Share This Post

Program Design, Development, and Quality

The end-of-summer passion project every student should complete

The end-of-summer passion project every student should complete

“There is no passion to be found playing small- in settling for a life that is less than the one you are capable of living.” Nelson Mandela

I thought there was no way my August wedding would be affected.

But it seems like the pandemic is here to stay for a while.

Some days I find myself so frustrated life isn’t back to normal.

I’m sure your students have struggled with their disrupted summers, compromised learning, and constant uncertainty.

But on my better days, I remind myself this is completely outside of my control. All I can do is focus on what’s in my control and make the best of the situation.

Yes, so much is outside the norm for students right now. There are some things they just can’t do.

But there’s still so much they can do.

We just need to help them think outside of the box. By “box,” I mean the normal structure of school, sports, extracurriculars, work.

With our help, they can do something incredible for their future in the next few weeks.

Something arguably better than if nothing had changed.

The Project

The goal of this project is designed to help your students make meaningful progress towards a future that lights them up with excitement and passion.

At 220, we call this their 220 (second to none) Life. To create this life, they need to turn their passions into real skills.

Below are instructions for the 4 components of the project with examples to spark ideas.

1. Choose one specific passion you have (or have wanted to explore)

“Every great dream begins with a dreamer. Always remember, you have within you the strength, the patience, and the passion to reach for the stars to change the world.” Harriet Tubman

When do you lose track of time because you’re having fun? What do you read, play, and watch when you have free time? What comes easier to you than it comes to your friends?

Choose that as your passion for this project.

Passion Project Planner

2. Choose a specific skill you want to develop around that passion

“We must act out passion before we can feel it.” Jean-Paul Sartre

Narrow your passion down to a tangible skill you want to build or improve.

Passion Project Planning doc with skills filled in

3. Set your project goal

“I think goals should never be easy, they should force you to work, even if they are uncomfortable at the time.” Michael Phelps

Don’t forget to set a deadline. Try to do this in 4 weeks or less to challenge yourself.

Completed Passion Project planning doc with goals filled in

4. Create your schedule

“Action expresses priorities.” Mahatma Gandhi

Work backwards from your deadline to create your most important milestones and design your weekly schedule.

Example 1

Goal: Write and publish 3 short stories in 4 weeks
Daily Commitment: 3-5 hours
Week 1: Outline all 3 stories and begin writing Story #1
Week 2: Finish rough draft for Stories #1 and #2, begin draft for Story #3
Week 3: Finish rough draft for Story #3 and begin editing all 3 stories
Week 4: Complete editing for all 3 stories and publish on

Example 2

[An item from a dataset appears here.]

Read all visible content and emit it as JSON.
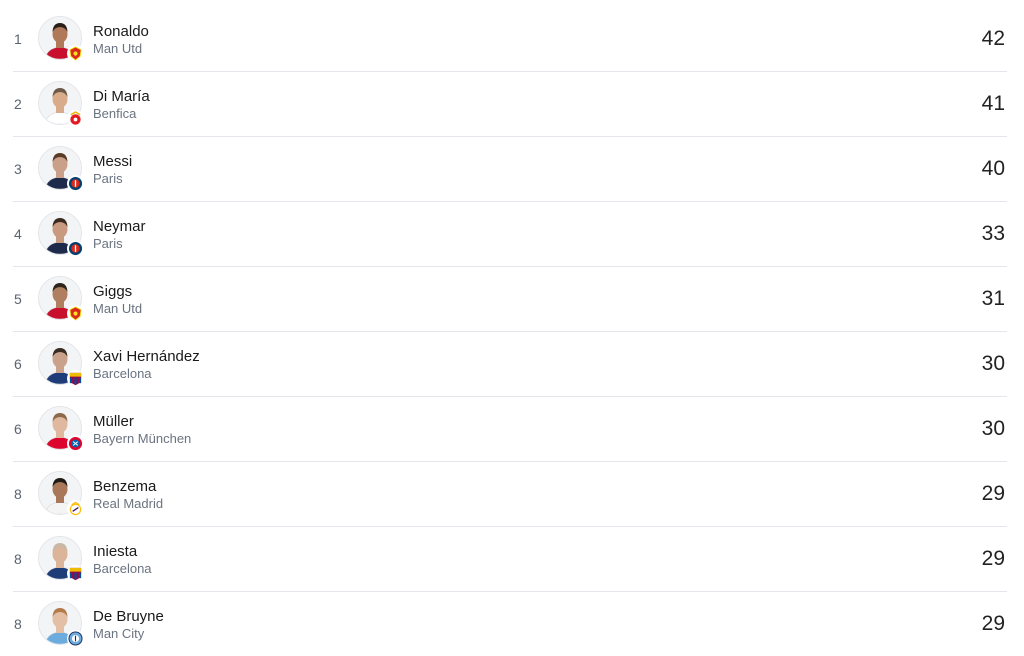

Goal: Make 25 out of 30 consecutive free throws in 4 weeks
Daily Commitment: 2 hours
Week 1: Research free throw technique and psychology, compare that to your problem areas, outline practice schedule and drills to get better
Week 2: Daily practice, make 19 out of 30 by the end of week
Week 3: Daily practice, make 22 out of 30 by the end of week
Week 4: Daily practice, make 25 out of 30 by the end of week

5. Publish your results

“It’s very hard to put yourself out there, it’s very hard to be vulnerable, but those people who do that are the dreamers, the thinkers and the creators. They are the magic people of the world.” Amy Poehler

Documenting and publishing your process and/or results makes this project real.

You can and absolutely should put this on your resume, add this to your LinkedIn profile, and include this in your portfolio.

Additionally, you should publish this project using at least one of the following examples:

  2. YouTube
  3. Social media
  4. Your own website
  5. Send this project to a mentor or accomplished professional in this field
  6. Any other places or ideas you have


Most people dream of doing work they love, but justify waiting because current circumstances aren’t perfect.

If there’s one thing I’ve learned in my 10 years as an entrepreneur, conditions will never, ever be perfect.

You’ll be stuck waiting for a moment that never comes. Before you know it, so much time will have passed that could have been used for progress.

And progress isn’t pretty, neat, or perfect.

You just have to get started, and a project like this is a great way to do that.

Help your students get started on their dream life today.

If you like this content and want more ideas for your students, check out our 3 free worksheets for students to help them uncover their passions and design a compelling future they can start working towards today.

For breakfast, I had Athletic Greens and coffee.

Author: @220yl

Share This Post

Leave a Reply